Dena, a godparent (at least in the Anglican church) makes the vows of Christianity on behalf of an infant being baptized. Older children are then confirmed, and make the vows themselves at that time. Traditionally, they also took the children if the parents died, though this practice is less common now. 

In practice, however, it's often a way to designate the special role someone might have in a child's life - a favorite uncle or a close friend or something - with little emphasis on religion apart from the ceremony. For example, only one of my three godparents has ever mentioned religion at all to me. This is especially true when the family's not all that religious, as is the case with my godson's parents. (To illustrate: My godson refuses to believe that the church is even open when it's not Christmas or Easter.)

Anyway, I will discuss with my rabbi and with the boy's family, but really, I'm quite certain I'll still be the same auntie-type person in his life that I was as an Anglican. If I can't be his godmother anymore, it will be sad to say goodbye to that, but it really won't change anything.

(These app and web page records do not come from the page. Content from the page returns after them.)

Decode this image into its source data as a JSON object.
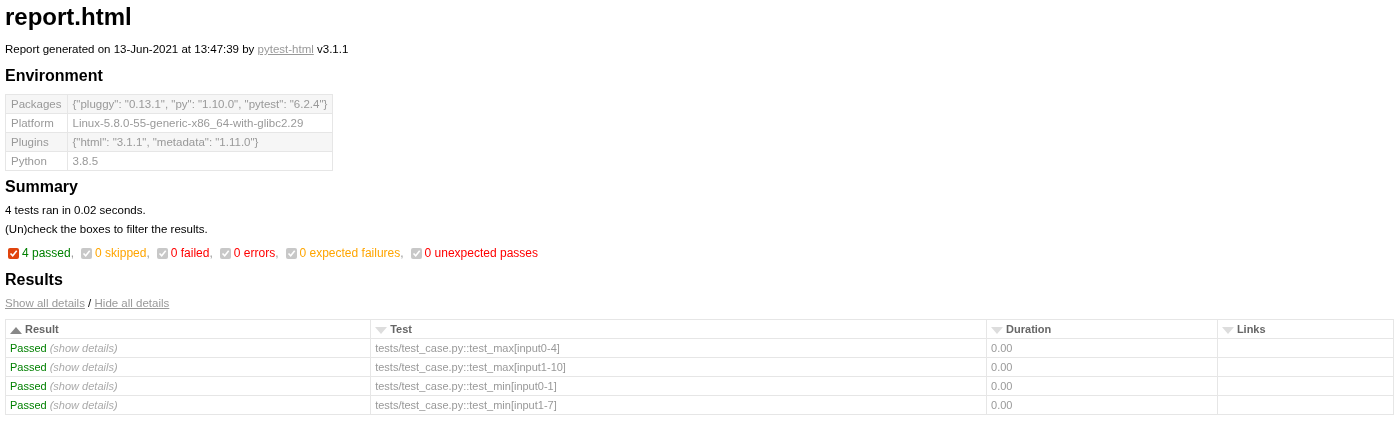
{
  "title": "report.html",
  "generated": {
    "prefix": "Report generated on 13-Jun-2021 at 13:47:39 by",
    "link": "pytest-html",
    "suffix": "v3.1.1"
  },
  "environment": {
    "heading": "Environment",
    "rows": [
      {
        "key": "Packages",
        "value": "{\"pluggy\": \"0.13.1\", \"py\": \"1.10.0\", \"pytest\": \"6.2.4\"}"
      },
      {
        "key": "Platform",
        "value": "Linux-5.8.0-55-generic-x86_64-with-glibc2.29"
      },
      {
        "key": "Plugins",
        "value": "{\"html\": \"3.1.1\", \"metadata\": \"1.11.0\"}"
      },
      {
        "key": "Python",
        "value": "3.8.5"
      }
    ]
  },
  "summary": {
    "heading": "Summary",
    "lines": [
      "4 tests ran in 0.02 seconds.",
      "(Un)check the boxes to filter the results."
    ],
    "filters": [
      {
        "label": "4 passed",
        "separator": ",",
        "checked": true,
        "disabled": false,
        "color": "#008000"
      },
      {
        "label": "0 skipped",
        "separator": ",",
        "checked": true,
        "disabled": true,
        "color": "#ffa500"
      },
      {
        "label": "0 failed",
        "separator": ",",
        "checked": true,
        "disabled": true,
        "color": "#ff0000"
      },
      {
        "label": "0 errors",
        "separator": ",",
        "checked": true,
        "disabled": true,
        "color": "#ff0000"
      },
      {
        "label": "0 expected failures",
        "separator": ",",
        "checked": true,
        "disabled": true,
        "color": "#ffa500"
      },
      {
        "label": "0 unexpected passes",
        "checked": true,
        "disabled": true,
        "color": "#ff0000"
      }
    ]
  },
  "results": {
    "heading": "Results",
    "show_all": "Show all details",
    "slash": "/",
    "hide_all": "Hide all details",
    "columns": [
      {
        "label": "Result",
        "sorted": true
      },
      {
        "label": "Test",
        "sorted": false
      },
      {
        "label": "Duration",
        "sorted": false
      },
      {
        "label": "Links",
        "sorted": false
      }
    ],
    "rows": [
      {
        "result": "Passed",
        "details": "(show details)",
        "test": "tests/test_case.py::test_max[input0-4]",
        "duration": "0.00"
      },
      {
        "result": "Passed",
        "details": "(show details)",
        "test": "tests/test_case.py::test_max[input1-10]",
        "duration": "0.00"
      },
      {
        "result": "Passed",
        "details": "(show details)",
        "test": "tests/test_case.py::test_min[input0-1]",
        "duration": "0.00"
      },
      {
        "result": "Passed",
        "details": "(show details)",
        "test": "tests/test_case.py::test_min[input1-7]",
        "duration": "0.00"
      }
    ]
  }
}
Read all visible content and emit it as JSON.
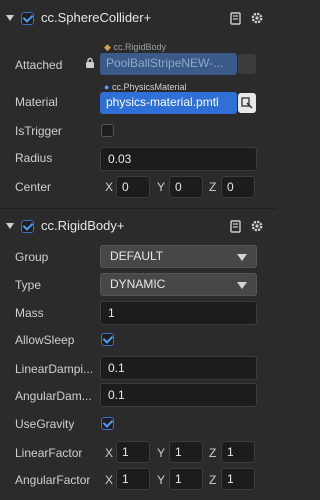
{
  "sphere": {
    "title": "cc.SphereCollider+",
    "enabled": true,
    "attached": {
      "label": "Attached",
      "type_label": "cc.RigidBody",
      "value": "PoolBallStripeNEW-..."
    },
    "material": {
      "label": "Material",
      "type_label": "cc.PhysicsMaterial",
      "value": "physics-material.pmtl"
    },
    "is_trigger": {
      "label": "IsTrigger",
      "checked": false
    },
    "radius": {
      "label": "Radius",
      "value": "0.03"
    },
    "center": {
      "label": "Center",
      "x_axis": "X",
      "y_axis": "Y",
      "z_axis": "Z",
      "x": "0",
      "y": "0",
      "z": "0"
    }
  },
  "rigid": {
    "title": "cc.RigidBody+",
    "enabled": true,
    "group": {
      "label": "Group",
      "value": "DEFAULT"
    },
    "type": {
      "label": "Type",
      "value": "DYNAMIC"
    },
    "mass": {
      "label": "Mass",
      "value": "1"
    },
    "allow_sleep": {
      "label": "AllowSleep",
      "checked": true
    },
    "linear_damping": {
      "label": "LinearDampi...",
      "value": "0.1"
    },
    "angular_damping": {
      "label": "AngularDam...",
      "value": "0.1"
    },
    "use_gravity": {
      "label": "UseGravity",
      "checked": true
    },
    "linear_factor": {
      "label": "LinearFactor",
      "x_axis": "X",
      "y_axis": "Y",
      "z_axis": "Z",
      "x": "1",
      "y": "1",
      "z": "1"
    },
    "angular_factor": {
      "label": "AngularFactor",
      "x_axis": "X",
      "y_axis": "Y",
      "z_axis": "Z",
      "x": "1",
      "y": "1",
      "z": "1"
    }
  },
  "colors": {
    "panel_bg": "#2b2b2b",
    "field_bg": "#1c1c1c",
    "accent_blue": "#2f6fd6",
    "check_blue": "#4a9df8"
  },
  "icons": [
    "chevron-down-icon",
    "checkbox-icon",
    "doc-icon",
    "gear-icon",
    "lock-icon",
    "picker-icon",
    "dropdown-arrow-icon"
  ]
}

In that case, perhaps you should just speak with the parents.
Back to top Go down
Sponsored content




PostSubject: Re: Godson   

Back to top Go down
 
Godson
View previous topic View next topic Back to top 
Page 1 of 1

Permissions in this forum:You cannot reply to topics in this forum
 :: Jewish Life :: Relationsonships, Family and Parenting-
Jump to: